• Work to complete
The entries that follow should be duplicated in full, without a single alteration.

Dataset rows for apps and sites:
____________

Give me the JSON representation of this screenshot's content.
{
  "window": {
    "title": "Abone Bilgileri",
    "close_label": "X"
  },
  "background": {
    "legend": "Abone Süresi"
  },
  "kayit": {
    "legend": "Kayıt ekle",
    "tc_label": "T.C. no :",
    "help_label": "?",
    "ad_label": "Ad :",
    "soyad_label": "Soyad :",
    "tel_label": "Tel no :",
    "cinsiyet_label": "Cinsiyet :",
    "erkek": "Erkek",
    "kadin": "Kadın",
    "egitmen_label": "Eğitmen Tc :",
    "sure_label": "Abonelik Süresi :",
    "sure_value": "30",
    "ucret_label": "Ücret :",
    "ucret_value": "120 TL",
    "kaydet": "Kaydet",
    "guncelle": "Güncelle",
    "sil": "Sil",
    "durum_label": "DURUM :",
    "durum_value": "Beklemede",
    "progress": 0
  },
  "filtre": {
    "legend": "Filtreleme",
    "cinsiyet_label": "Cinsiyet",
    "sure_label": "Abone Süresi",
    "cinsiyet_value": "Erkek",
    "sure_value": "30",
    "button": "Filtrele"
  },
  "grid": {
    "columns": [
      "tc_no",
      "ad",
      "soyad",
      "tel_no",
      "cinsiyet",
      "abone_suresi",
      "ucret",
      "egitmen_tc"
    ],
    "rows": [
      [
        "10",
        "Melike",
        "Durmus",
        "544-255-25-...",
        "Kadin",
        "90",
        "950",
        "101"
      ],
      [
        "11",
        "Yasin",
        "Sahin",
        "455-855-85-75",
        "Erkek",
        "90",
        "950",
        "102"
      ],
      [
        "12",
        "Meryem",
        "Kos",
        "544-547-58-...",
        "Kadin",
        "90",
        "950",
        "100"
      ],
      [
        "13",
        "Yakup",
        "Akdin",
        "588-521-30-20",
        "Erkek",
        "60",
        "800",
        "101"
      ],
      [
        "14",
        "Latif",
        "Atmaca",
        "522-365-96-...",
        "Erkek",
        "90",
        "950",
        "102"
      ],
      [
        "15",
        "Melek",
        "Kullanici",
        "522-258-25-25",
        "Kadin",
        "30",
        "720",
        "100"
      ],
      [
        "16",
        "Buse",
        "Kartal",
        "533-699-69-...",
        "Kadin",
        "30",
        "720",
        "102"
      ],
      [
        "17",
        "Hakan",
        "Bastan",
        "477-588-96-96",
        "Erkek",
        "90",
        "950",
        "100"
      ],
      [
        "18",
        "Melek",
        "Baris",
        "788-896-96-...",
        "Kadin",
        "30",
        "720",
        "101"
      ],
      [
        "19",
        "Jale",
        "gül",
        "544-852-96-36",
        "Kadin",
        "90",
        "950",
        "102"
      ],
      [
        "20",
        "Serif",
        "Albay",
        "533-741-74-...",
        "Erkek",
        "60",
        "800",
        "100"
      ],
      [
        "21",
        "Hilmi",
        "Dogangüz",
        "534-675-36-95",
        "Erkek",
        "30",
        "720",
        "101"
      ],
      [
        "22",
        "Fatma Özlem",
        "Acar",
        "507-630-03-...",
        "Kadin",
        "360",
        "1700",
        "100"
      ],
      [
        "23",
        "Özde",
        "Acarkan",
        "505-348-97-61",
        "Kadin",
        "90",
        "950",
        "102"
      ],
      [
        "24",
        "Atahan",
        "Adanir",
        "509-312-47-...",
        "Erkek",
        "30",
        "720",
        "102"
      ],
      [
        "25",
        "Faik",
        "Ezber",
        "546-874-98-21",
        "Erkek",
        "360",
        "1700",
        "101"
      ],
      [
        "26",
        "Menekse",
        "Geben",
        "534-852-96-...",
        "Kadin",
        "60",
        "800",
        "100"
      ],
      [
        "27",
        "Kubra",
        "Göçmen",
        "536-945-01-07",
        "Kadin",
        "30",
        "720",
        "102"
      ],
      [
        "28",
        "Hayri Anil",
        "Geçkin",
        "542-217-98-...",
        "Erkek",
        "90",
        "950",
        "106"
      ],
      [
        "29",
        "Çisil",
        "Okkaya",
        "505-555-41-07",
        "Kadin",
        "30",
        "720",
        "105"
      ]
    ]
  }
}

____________

• Result for this task
Give me the JSON representation of this screenshot's content.
{
  "window": {
    "title": "Abone Bilgileri",
    "close_label": "X"
  },
  "background": {
    "legend": "Abone Süresi"
  },
  "kayit": {
    "legend": "Kayıt ekle",
    "tc_label": "T.C. no :",
    "help_label": "?",
    "ad_label": "Ad :",
    "soyad_label": "Soyad :",
    "tel_label": "Tel no :",
    "cinsiyet_label": "Cinsiyet :",
    "erkek": "Erkek",
    "kadin": "Kadın",
    "egitmen_label": "Eğitmen Tc :",
    "sure_label": "Abonelik Süresi :",
    "sure_value": "30",
    "ucret_label": "Ücret :",
    "ucret_value": "120 TL",
    "kaydet": "Kaydet",
    "guncelle": "Güncelle",
    "sil": "Sil",
    "durum_label": "DURUM :",
    "durum_value": "Beklemede",
    "progress": 0
  },
  "filtre": {
    "legend": "Filtreleme",
    "cinsiyet_label": "Cinsiyet",
    "sure_label": "Abone Süresi",
    "cinsiyet_value": "Erkek",
    "sure_value": "30",
    "button": "Filtrele"
  },
  "grid": {
    "columns": [
      "tc_no",
      "ad",
      "soyad",
      "tel_no",
      "cinsiyet",
      "abone_suresi",
      "ucret",
      "egitmen_tc"
    ],
    "rows": [
      [
        "10",
        "Melike",
        "Durmus",
        "544-255-25-...",
        "Kadin",
        "90",
        "950",
        "101"
      ],
      [
        "11",
        "Yasin",
        "Sahin",
        "455-855-85-75",
        "Erkek",
        "90",
        "950",
        "102"
      ],
      [
        "12",
        "Meryem",
        "Kos",
        "544-547-58-...",
        "Kadin",
        "90",
        "950",
        "100"
      ],
      [
        "13",
        "Yakup",
        "Akdin",
        "588-521-30-20",
        "Erkek",
        "60",
        "800",
        "101"
      ],
      [
        "14",
        "Latif",
        "Atmaca",
        "522-365-96-...",
        "Erkek",
        "90",
        "950",
        "102"
      ],
      [
        "15",
        "Melek",
        "Kullanici",
        "522-258-25-25",
        "Kadin",
        "30",
        "720",
        "100"
      ],
      [
        "16",
        "Buse",
        "Kartal",
        "533-699-69-...",
        "Kadin",
        "30",
        "720",
        "102"
      ],
      [
        "17",
        "Hakan",
        "Bastan",
        "477-588-96-96",
        "Erkek",
        "90",
        "950",
        "100"
      ],
      [
        "18",
        "Melek",
        "Baris",
        "788-896-96-...",
        "Kadin",
        "30",
        "720",
        "101"
      ],
      [
        "19",
        "Jale",
        "gül",
        "544-852-96-36",
        "Kadin",
        "90",
        "950",
        "102"
      ],
      [
        "20",
        "Serif",
        "Albay",
        "533-741-74-...",
        "Erkek",
        "60",
        "800",
        "100"
      ],
      [
        "21",
        "Hilmi",
        "Dogangüz",
        "534-675-36-95",
        "Erkek",
        "30",
        "720",
        "101"
      ],
      [
        "22",
        "Fatma Özlem",
        "Acar",
        "507-630-03-...",
        "Kadin",
        "360",
        "1700",
        "100"
      ],
      [
        "23",
        "Özde",
        "Acarkan",
        "505-348-97-61",
        "Kadin",
        "90",
        "950",
        "102"
      ],
      [
        "24",
        "Atahan",
        "Adanir",
        "509-312-47-...",
        "Erkek",
        "30",
        "720",
        "102"
      ],
      [
        "25",
        "Faik",
        "Ezber",
        "546-874-98-21",
        "Erkek",
        "360",
        "1700",
        "101"
      ],
      [
        "26",
        "Menekse",
        "Geben",
        "534-852-96-...",
        "Kadin",
        "60",
        "800",
        "100"
      ],
      [
        "27",
        "Kubra",
        "Göçmen",
        "536-945-01-07",
        "Kadin",
        "30",
        "720",
        "102"
      ],
      [
        "28",
        "Hayri Anil",
        "Geçkin",
        "542-217-98-...",
        "Erkek",
        "90",
        "950",
        "106"
      ],
      [
        "29",
        "Çisil",
        "Okkaya",
        "505-555-41-07",
        "Kadin",
        "30",
        "720",
        "105"
      ]
    ]
  }
}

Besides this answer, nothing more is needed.